Various human groups, from food foragers to inner-city urban Americans, have used widespread sharing of resources through kin networks as a means of buffering themselves against fluctuations in resource availability in their environments. This paper addresses the effects of progressive incorporation into a wage-labor economy on the benefits of traditional kin networks for two social classes in urban South India. Predictions regarding the effects of kin network wealth, education, and size on child and spouse characteristics and methods of financing marriages are tested using various regression techniques. Despite the rapid growth of participation in a wage-labor economy, it is found that kin network characteristics still have an important impact on investment behavior among families in Bangalore in both social classes. Network wealth is found to have a positive effect on child and spouse characteristics, and large networks are found to act as significant drains on family resources. However, the results for education are broadly consistent with an interpretation of increasing family autonomy as parents' education has a far stronger influence on child and spouse characteristics across categories than network education does. Finally, professional-class parents are found to prefer financing marriages using formal mechanisms such as savings and bank loans while working-class parents preferentially finance marriages using credit from relatives and friends.
All Science Journal Classification (ASJC) codes
- Ecology, Evolution, Behavior and Systematics

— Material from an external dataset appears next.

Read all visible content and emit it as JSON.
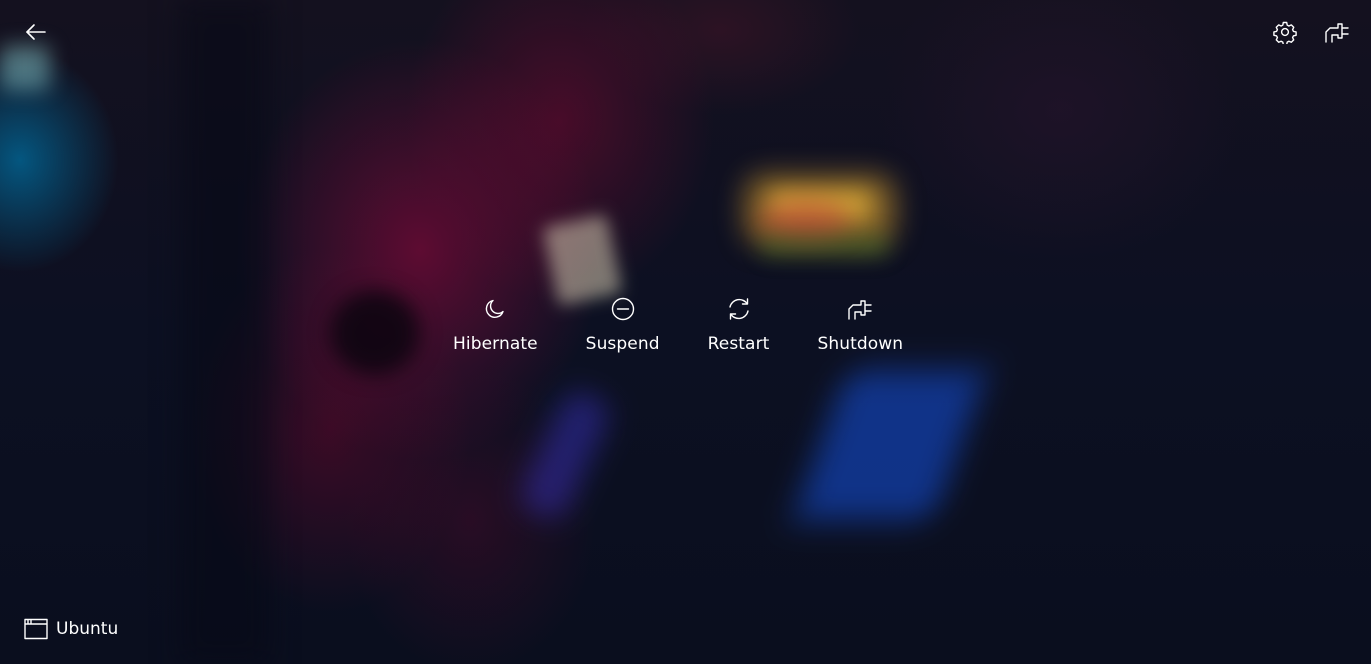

- Arts and Humanities (miscellaneous)
- Social Sciences (miscellaneous)
- Sociology and Political Science